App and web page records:
┏━━
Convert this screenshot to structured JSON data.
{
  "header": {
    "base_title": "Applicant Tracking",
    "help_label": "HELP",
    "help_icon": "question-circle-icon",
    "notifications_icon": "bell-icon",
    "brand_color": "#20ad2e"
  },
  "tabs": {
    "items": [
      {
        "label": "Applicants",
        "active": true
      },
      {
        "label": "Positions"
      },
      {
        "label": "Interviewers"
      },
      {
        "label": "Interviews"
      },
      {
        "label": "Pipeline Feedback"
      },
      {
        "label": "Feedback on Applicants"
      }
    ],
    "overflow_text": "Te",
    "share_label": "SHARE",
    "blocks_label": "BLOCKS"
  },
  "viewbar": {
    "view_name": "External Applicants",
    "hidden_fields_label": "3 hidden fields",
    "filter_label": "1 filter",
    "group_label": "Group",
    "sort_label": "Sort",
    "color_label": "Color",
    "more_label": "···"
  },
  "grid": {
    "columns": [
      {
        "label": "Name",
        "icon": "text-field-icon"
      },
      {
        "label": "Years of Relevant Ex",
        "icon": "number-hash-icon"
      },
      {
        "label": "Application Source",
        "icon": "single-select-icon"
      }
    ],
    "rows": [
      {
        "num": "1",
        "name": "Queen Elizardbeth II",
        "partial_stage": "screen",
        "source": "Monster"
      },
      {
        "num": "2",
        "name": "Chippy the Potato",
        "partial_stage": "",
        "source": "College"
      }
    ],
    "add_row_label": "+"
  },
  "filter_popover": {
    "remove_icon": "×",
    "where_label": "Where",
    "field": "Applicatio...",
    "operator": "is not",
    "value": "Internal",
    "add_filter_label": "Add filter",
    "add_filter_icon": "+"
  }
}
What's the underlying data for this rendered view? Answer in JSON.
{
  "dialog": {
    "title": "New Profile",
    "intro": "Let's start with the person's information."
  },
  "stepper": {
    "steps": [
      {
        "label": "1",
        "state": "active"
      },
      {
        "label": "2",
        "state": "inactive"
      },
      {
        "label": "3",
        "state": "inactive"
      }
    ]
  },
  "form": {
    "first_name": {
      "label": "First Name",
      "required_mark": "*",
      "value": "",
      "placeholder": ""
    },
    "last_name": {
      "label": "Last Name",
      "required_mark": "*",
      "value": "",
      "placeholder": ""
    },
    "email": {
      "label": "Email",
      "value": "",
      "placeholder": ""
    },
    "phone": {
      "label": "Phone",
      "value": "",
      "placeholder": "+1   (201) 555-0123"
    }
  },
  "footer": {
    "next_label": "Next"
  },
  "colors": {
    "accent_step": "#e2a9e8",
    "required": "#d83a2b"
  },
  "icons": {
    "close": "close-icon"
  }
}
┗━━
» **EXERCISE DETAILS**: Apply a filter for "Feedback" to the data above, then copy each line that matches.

» **SOLUTION TO THE PROBLEM**:
        "label": "Pipeline Feedback"
        "label": "Feedback on Applicants"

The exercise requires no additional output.